Cappuccino Machine – Bend It Like Friars!

Before we get right into talking klatch about the cappuccino machine, we must first pay homage to our dear religious brethren who made and/or gave us the name to such a delightful beverage for us to enjoy.

So let us take a small diversion and discuss the Capuchin friars who allegedly as the story goes created the cappuccino for our enjoyment, or at the very least lent their name to it. Well, that last part is a bit of a jest, I imagine they created the cappuccino for their own enjoyment! It has been theorized that the cappuccino got its name from the Capuchin friars either because of their habits which are that off white color or because of their heads. You’ve seen the classic monk look, the white head with the ring of brown hair around it. That’s what a cappuccino will look like. As you can see from the photo.

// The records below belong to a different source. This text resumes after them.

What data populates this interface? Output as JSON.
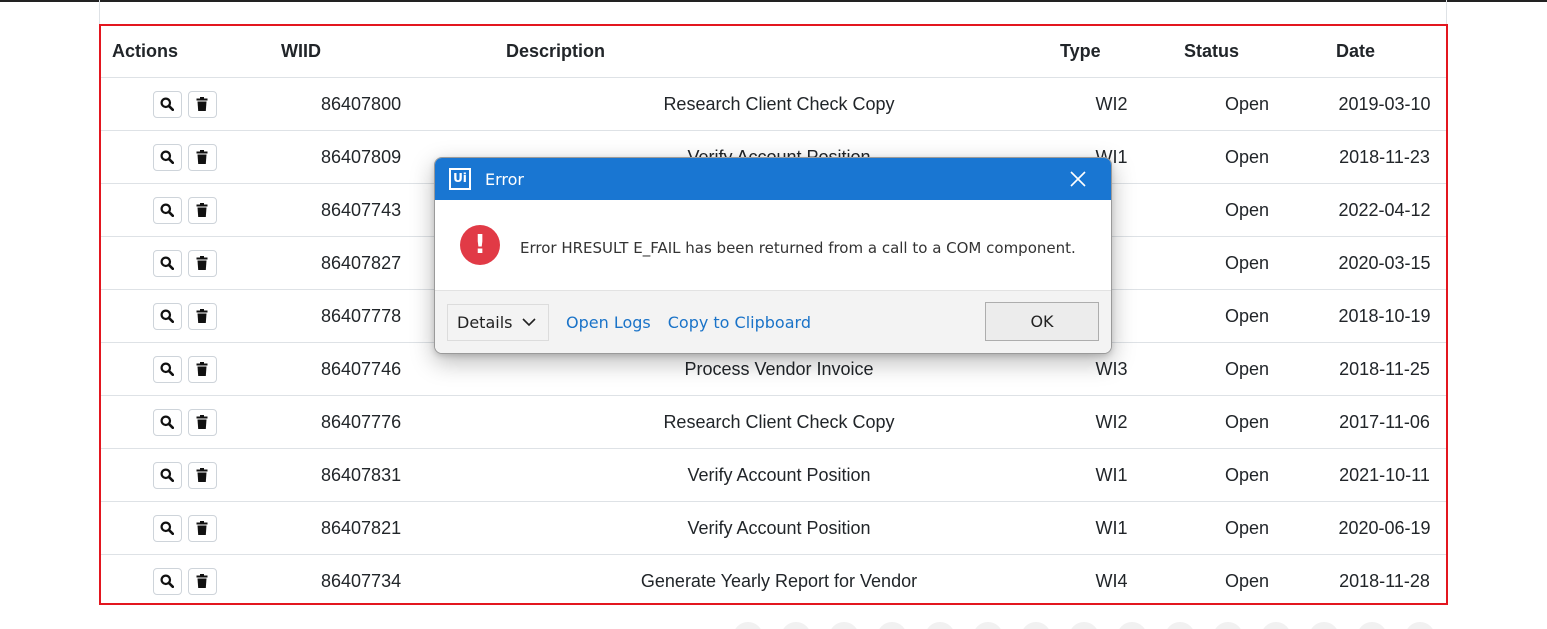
{
  "table": {
    "headers": {
      "actions": "Actions",
      "wiid": "WIID",
      "description": "Description",
      "type": "Type",
      "status": "Status",
      "date": "Date"
    },
    "rows": [
      {
        "wiid": "86407800",
        "description": "Research Client Check Copy",
        "type": "WI2",
        "status": "Open",
        "date": "2019-03-10"
      },
      {
        "wiid": "86407809",
        "description": "Verify Account Position",
        "type": "WI1",
        "status": "Open",
        "date": "2018-11-23"
      },
      {
        "wiid": "86407743",
        "description": "",
        "type": "",
        "status": "Open",
        "date": "2022-04-12"
      },
      {
        "wiid": "86407827",
        "description": "",
        "type": "",
        "status": "Open",
        "date": "2020-03-15"
      },
      {
        "wiid": "86407778",
        "description": "",
        "type": "",
        "status": "Open",
        "date": "2018-10-19"
      },
      {
        "wiid": "86407746",
        "description": "Process Vendor Invoice",
        "type": "WI3",
        "status": "Open",
        "date": "2018-11-25"
      },
      {
        "wiid": "86407776",
        "description": "Research Client Check Copy",
        "type": "WI2",
        "status": "Open",
        "date": "2017-11-06"
      },
      {
        "wiid": "86407831",
        "description": "Verify Account Position",
        "type": "WI1",
        "status": "Open",
        "date": "2021-10-11"
      },
      {
        "wiid": "86407821",
        "description": "Verify Account Position",
        "type": "WI1",
        "status": "Open",
        "date": "2020-06-19"
      },
      {
        "wiid": "86407734",
        "description": "Generate Yearly Report for Vendor",
        "type": "WI4",
        "status": "Open",
        "date": "2018-11-28"
      }
    ],
    "row_actions": {
      "view_icon": "search-icon",
      "delete_icon": "trash-icon"
    },
    "highlight_color": "#e3161f"
  },
  "dialog": {
    "logo_text": "Ui",
    "title": "Error",
    "message": "Error HRESULT E_FAIL has been returned from a call to a COM component.",
    "icon": "error-icon",
    "details_label": "Details",
    "open_logs_label": "Open Logs",
    "copy_label": "Copy to Clipboard",
    "ok_label": "OK",
    "title_bar_color": "#1976d2",
    "error_color": "#e13a46"
  }
}
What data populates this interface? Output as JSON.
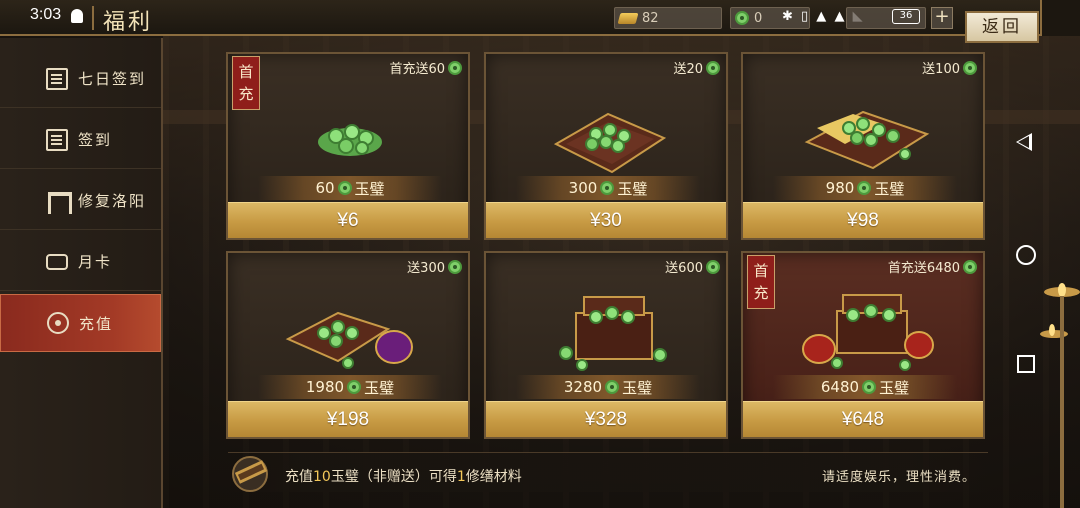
{
  "status_bar": {
    "time": "3:03",
    "battery": "36"
  },
  "header": {
    "title": "福利",
    "back_label": "返回"
  },
  "currency": {
    "gold": "82",
    "jade": "0",
    "plus": "+"
  },
  "sidebar": {
    "items": [
      {
        "label": "七日签到",
        "icon": "calendar-icon"
      },
      {
        "label": "签到",
        "icon": "calendar-icon"
      },
      {
        "label": "修复洛阳",
        "icon": "gate-icon"
      },
      {
        "label": "月卡",
        "icon": "tv-icon"
      },
      {
        "label": "充值",
        "icon": "coin-icon",
        "active": true
      }
    ]
  },
  "packages": [
    {
      "bonus": "首充送60",
      "first_tag": "首充",
      "amount": "60",
      "unit": "玉璧",
      "price": "¥6"
    },
    {
      "bonus": "送20",
      "first_tag": "",
      "amount": "300",
      "unit": "玉璧",
      "price": "¥30"
    },
    {
      "bonus": "送100",
      "first_tag": "",
      "amount": "980",
      "unit": "玉璧",
      "price": "¥98"
    },
    {
      "bonus": "送300",
      "first_tag": "",
      "amount": "1980",
      "unit": "玉璧",
      "price": "¥198"
    },
    {
      "bonus": "送600",
      "first_tag": "",
      "amount": "3280",
      "unit": "玉璧",
      "price": "¥328"
    },
    {
      "bonus": "首充送6480",
      "first_tag": "首充",
      "amount": "6480",
      "unit": "玉璧",
      "price": "¥648"
    }
  ],
  "info": {
    "prefix": "充值",
    "count": "10",
    "middle": "玉璧（非赠送）可得",
    "count2": "1",
    "suffix": "修缮材料",
    "right_note": "请适度娱乐，理性消费。"
  },
  "colors": {
    "accent_gold": "#c79a43",
    "active_red": "#a33a26",
    "jade_green": "#7fcf6a"
  }
}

The Capuchin friars are an offshoot of the Franciscan monks whom many of us know. They are obviously then a Catholic religious order and their founding in 1520 and their early struggles in those early years would make a terrific Dan Brown novel. However, as usual I’m rambling and straying from the topic on this post. Enough said about the friars. Let’s move on to the cappuccino machines.

Understanding the cappuccino machine

A cappuccino machine is a little bit of a misnomer, as it is really an espresso cappuccino machine. In as much that any cappuccino machine will allow you, if you’re skillful enough, to create a variety of hand made, artisanal espresso based beverages. Strike that, cappuccino coffee machines will allow you to create practically any steamed milk beverage whether with espresso or coffee or without.

So really, when you’re looking for a cappuccino machine you are really looking for an espresso machine. The rest of this article will focus on what some of the benefits are and some of the prominent features to look out for in an espresso machine.

The espresso machine has actually been around a lot longer than many people imagine. It was first developed in 1901 and since then, a variety of designs have been developed. The most common type of espresso machines are either, steam driven espresso machines, piston driven espresso machines or pump driven espresso machines. And generally, their cost increases in that same order.

Types of cappuccino machine

The piston driven espresso machine was developed in Italy (of course!) in 1945 by Achille Gaggia, and you’ll most likely have heard of that name as his company became Gaggia which supplies and manufactures high end, excellent quality coffee makers and espresso machines. Back in the day, the piston driven espresso machine had a lever on it that you pulled to force the water through the cappuccino machine, and that is why you’ll still hear baristas talking about “pulling the shot” of espresso.

The pump driven espresso machine was also developed by an Italian company. In 1965 the company named Faema developed the first one and even today these are still only used on high end home espresso machines and commercial machines.

There has also been a recent development as in the last several years only, of the air pump driven espresso machine which used compressed air to force the water through the espresso grinds. Nowadays, most espresso machines come with a steam wand which allows for creating those steamed milk, steamed soy hand crafted beverages that we spoke about earlier.

With most manual cappuccino machines, you can vary the taste of the espresso a few different ways. You can adjust the ground of the espresso, you can adjust the pressure or tightness that you pack the espresso beans into the espresso tamper and you can also adjust the pressure of the water pushed through the espresso grounds.

That’s it folks, that’s the cappuccino machine in a nutshell. I’m sure we’ll discuss it further as time goes by. But generally, when looking at an espresso machine, I’d suggest getting one with a steam wand at least. You can also get them with coffee brewers attached but that’s up to you. I prefer my cappuccino machine as a stand alone unit and a coffee maker separately.